Kaspersky Lab experts discovered two kinds of exploits in total, with differences in shellcode (a small piece of code used as the payload when exploiting a software vulnerability).
“The first exploit showed rather primitive download-and-execute payload behaviour but the second one tried to interact with Cisco MeetingPlace Express Add-In – a special Flash plugin for co-working, in particular, for joint viewing of documents and pictures on a presenter’s PC desktop.
“This plugin is completely legitimate, but in these particular circumstances it could be used as a spying tool. Moreover, we discovered that this ‘second’ exploit works only if a certain version of Flash Player and CMP Add-In are installed on the attacked PC. This means that attackers probably aimed at a very limited list of victims,” says Vyacheslav Zakorzhevsky, Vulnerability Research Group Manager at Kaspersky Lab.

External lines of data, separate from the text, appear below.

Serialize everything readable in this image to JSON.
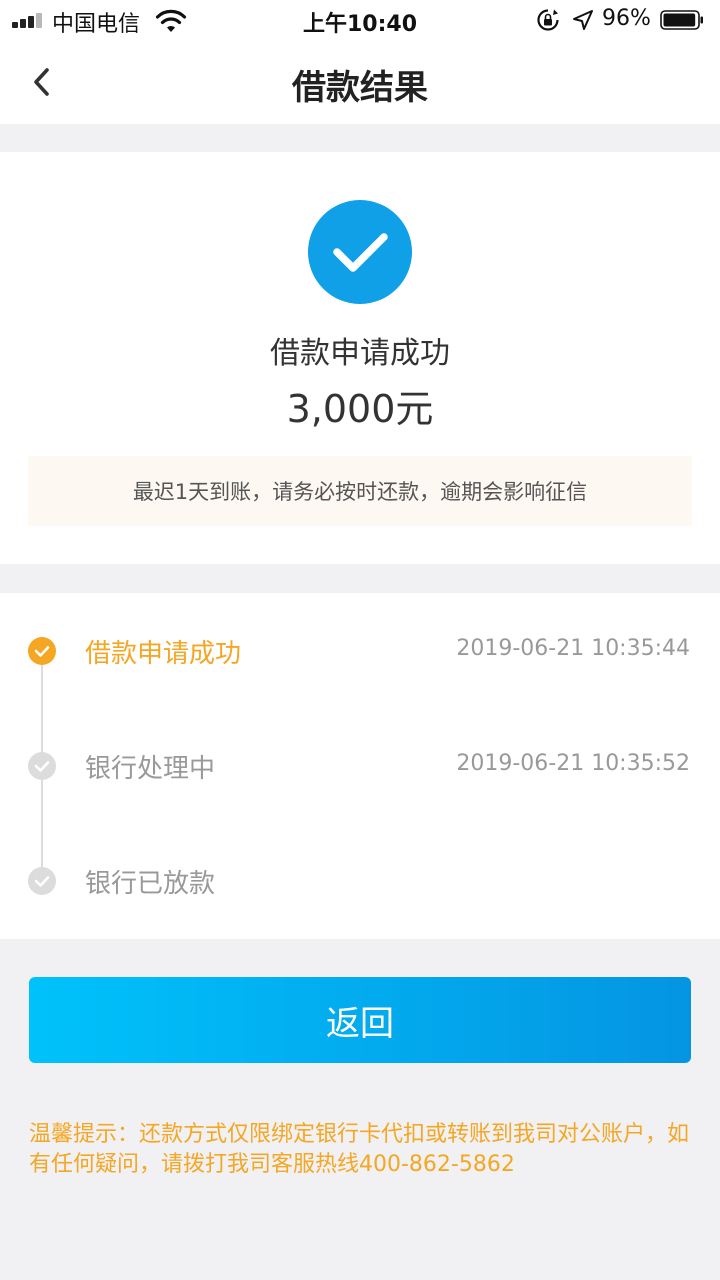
{
  "status_bar": {
    "carrier": "中国电信",
    "time": "上午10:40",
    "battery_percent": "96%",
    "battery_level": 0.96,
    "icons": [
      "signal-icon",
      "wifi-icon",
      "rotation-lock-icon",
      "location-arrow-icon",
      "battery-icon"
    ]
  },
  "nav": {
    "title": "借款结果",
    "back_icon": "chevron-left-icon"
  },
  "result": {
    "icon": "check-circle-icon",
    "title": "借款申请成功",
    "amount": "3,000元",
    "notice": "最迟1天到账，请务必按时还款，逾期会影响征信"
  },
  "timeline": {
    "steps": [
      {
        "label": "借款申请成功",
        "time": "2019-06-21 10:35:44",
        "status": "done"
      },
      {
        "label": "银行处理中",
        "time": "2019-06-21 10:35:52",
        "status": "pending"
      },
      {
        "label": "银行已放款",
        "time": "",
        "status": "pending"
      }
    ]
  },
  "actions": {
    "return_label": "返回"
  },
  "tip": {
    "text": "温馨提示：还款方式仅限绑定银行卡代扣或转账到我司对公账户，如有任何疑问，请拨打我司客服热线400-862-5862"
  },
  "colors": {
    "primary_blue": "#0fa0e8",
    "accent_orange": "#f5a623",
    "gradient_start": "#00c2fb",
    "gradient_end": "#0495e2",
    "inactive_gray": "#999999",
    "notice_bg": "#fdf8f2",
    "page_bg": "#f1f1f3"
  }
}
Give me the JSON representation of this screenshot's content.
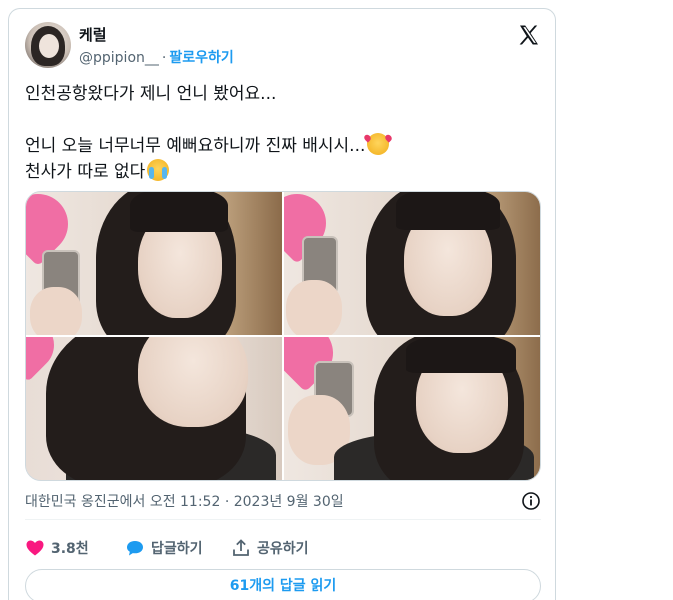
{
  "author": {
    "display_name": "케럴",
    "handle": "@ppipion__",
    "separator": "·",
    "follow_label": "팔로우하기"
  },
  "tweet": {
    "line1": "인천공항왔다가 제니 언니 봤어요...",
    "line2": "언니 오늘 너무너무 예뻐요하니까 진짜 배시시...",
    "line3": "천사가 따로 없다"
  },
  "meta": {
    "location_time": "대한민국 옹진군에서 오전 11:52 · 2023년 9월 30일"
  },
  "actions": {
    "likes_count": "3.8천",
    "reply_label": "답글하기",
    "share_label": "공유하기"
  },
  "replies_button_label": "61개의 답글 읽기",
  "icons": {
    "logo": "x-logo-icon",
    "info": "info-icon",
    "like": "heart-icon",
    "reply": "speech-bubble-icon",
    "share": "share-icon"
  },
  "colors": {
    "link": "#1d9bf0",
    "like": "#f91880",
    "secondary_text": "#536471",
    "border": "#cfd9de"
  }
}
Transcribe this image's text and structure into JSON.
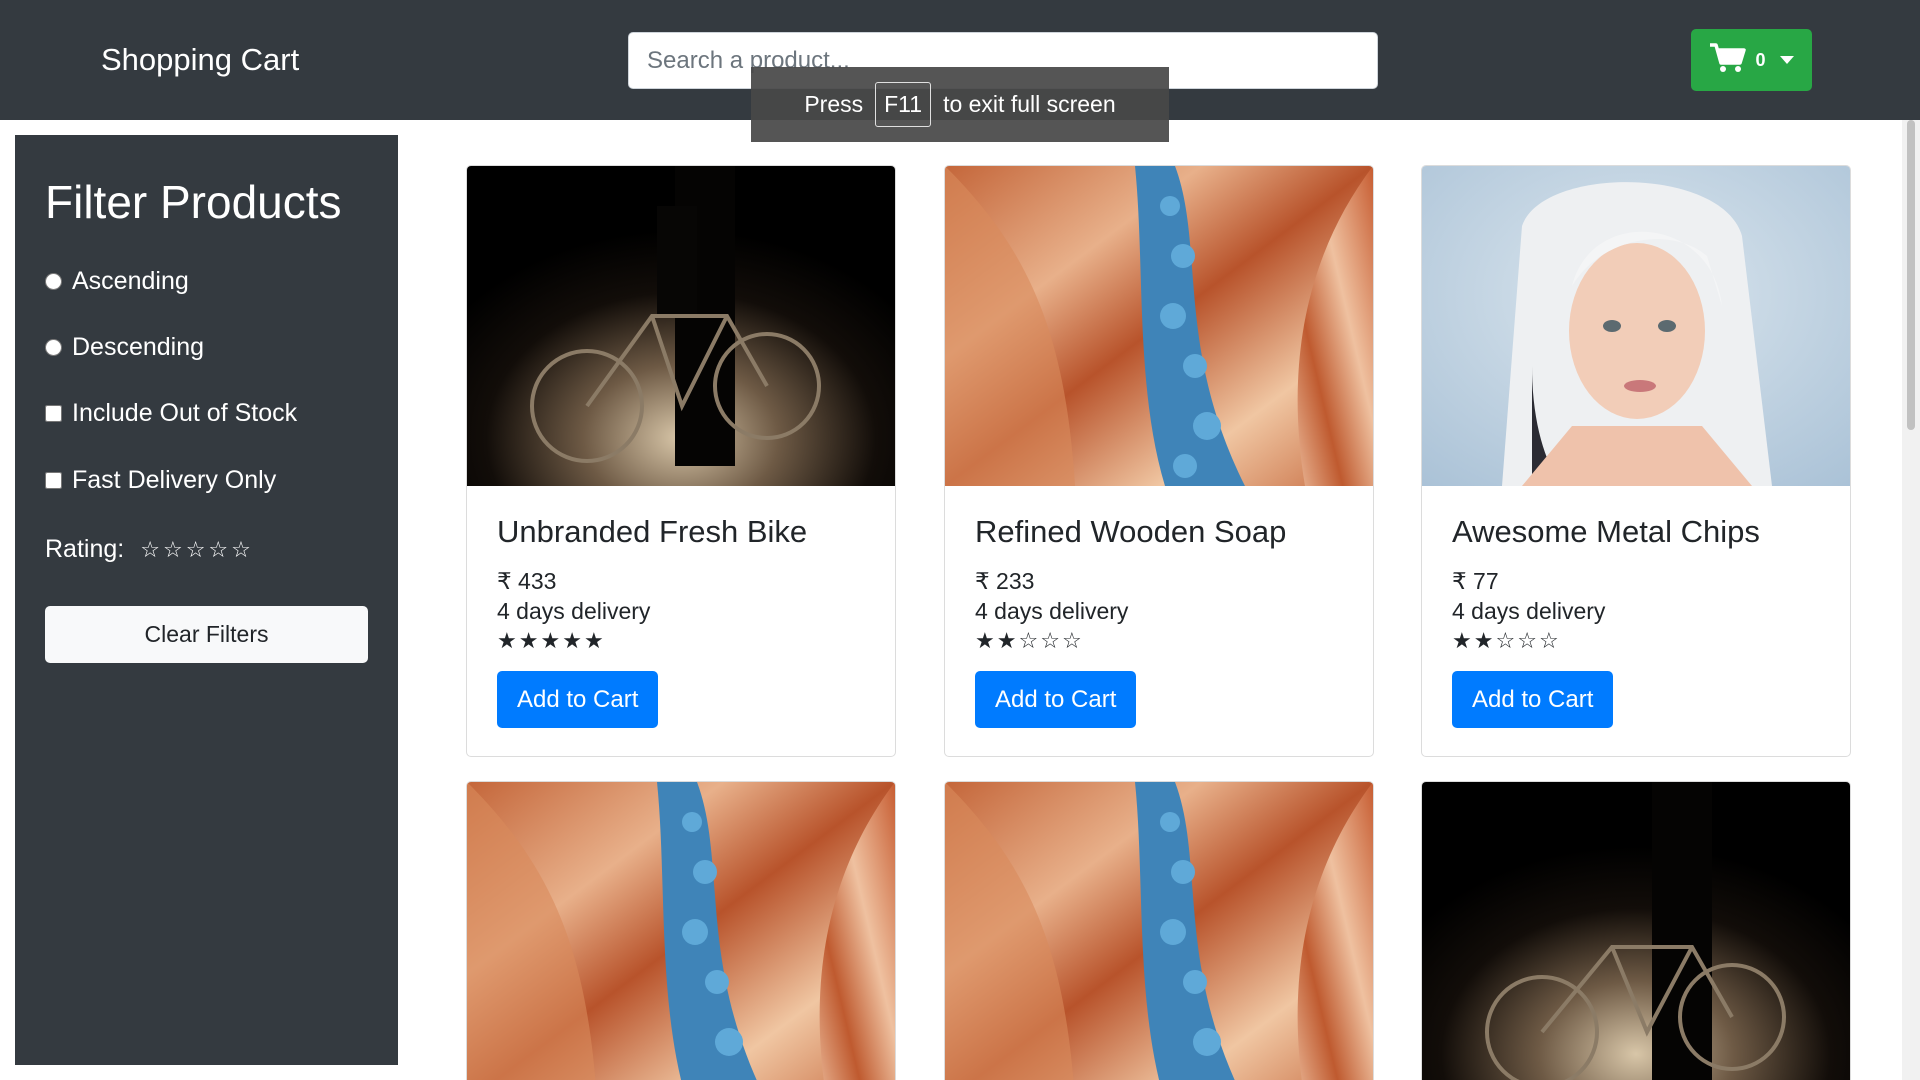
{
  "navbar": {
    "brand": "Shopping Cart",
    "search_placeholder": "Search a product...",
    "cart_count": "0",
    "accent": "#28a745"
  },
  "fullscreen_toast": {
    "press": "Press",
    "key": "F11",
    "message": "to exit full screen"
  },
  "sidebar": {
    "title": "Filter Products",
    "options": {
      "ascending": "Ascending",
      "descending": "Descending",
      "out_of_stock": "Include Out of Stock",
      "fast_delivery": "Fast Delivery Only"
    },
    "rating_label": "Rating:",
    "rating_value": 0,
    "clear_label": "Clear Filters"
  },
  "products": [
    {
      "name": "Unbranded Fresh Bike",
      "price": "₹ 433",
      "delivery": "4 days delivery",
      "rating": 5,
      "image": "bike-photo",
      "button": "Add to Cart"
    },
    {
      "name": "Refined Wooden Soap",
      "price": "₹ 233",
      "delivery": "4 days delivery",
      "rating": 2,
      "image": "canyon-photo",
      "button": "Add to Cart"
    },
    {
      "name": "Awesome Metal Chips",
      "price": "₹ 77",
      "delivery": "4 days delivery",
      "rating": 2,
      "image": "portrait-photo",
      "button": "Add to Cart"
    },
    {
      "image": "canyon-photo"
    },
    {
      "image": "canyon-photo"
    },
    {
      "image": "bike-photo"
    }
  ]
}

Immediately after discovering the first exploit, Kaspersky Lab specialists contacted Adobe representatives to inform them of the new vulnerability. After examining the information provided by Kaspersky Lab, Adobe acknowledged that the vulnerability has a zero-day status, and developed a patch which is now available on the Adobe website. The CVE number of this vulnerability is CVE-2014-0515.
“Although we’ve only seen a limited number attempts to exploit this vulnerability, we are strongly recommending that users update their versions of Adobe Flash Player software. It is possible that once information about this vulnerability becomes known, criminals would try to reproduce these new exploits or somehow get the existing variants and use it in other attacks.
“Even with a patch available, cybercriminals would expect to profit from this vulnerability because a worldwide update of software as widely used as Flash Player will take some time. Unfortunately this vulnerability will be dangerous for a while,” says Zakorzhevsky.
It is the second time this year that Kaspersky Lab specialists have discovered a zero-day vulnerability. In February, the company’s specialists discovered CVE-2014-0497 – another zero-day vulnerability in Adobe Flash Player, which allows attackers to stealthily infect victim PCs.
The heuristic detection subsystem is a part of the antivirus engine used in multiple Kaspersky Lab products for home and corporate users, such as Kaspersky Anti-Virus, Kaspersky Internet Security, Kaspersky Endpoint Security for Business and others. Just like a traditional antivirus this system uses a database of signatures to detect malicious software.
But while antivirus technology usually requires a signature for each individual piece of malware, no matter how closely related, heuristic detection can cover whole ranges of malicious programmes. It does this using heuristics – special signatures that detect not only individual pieces of malware but also the whole collections of malicious programmes grouped according to a list of special features.
The heuristic signature which covered the behaviour of the new zero-day exploit in Adobe Flash was added to Kaspersky Lab databases as early as January.
Moreover, during a special test conducted by Kaspersky Lab’ specialists it was discovered that exploits using CVE-2014-0515 are detected accurately by Kaspersky Lab’s Automatic Exploit Prevention technology – another powerful tool to detect unknown threats.
In November 2013 the same technology successfully blocked attacks using a zero-day vulnerability in Microsoft Office software. Also at the end of 2012 it proactively blocked several malicious components which – as it was discovered later – belonged to Red October, a large-scale cyber-espionage campaign detected by Kaspersky Lab researchers in January 2013.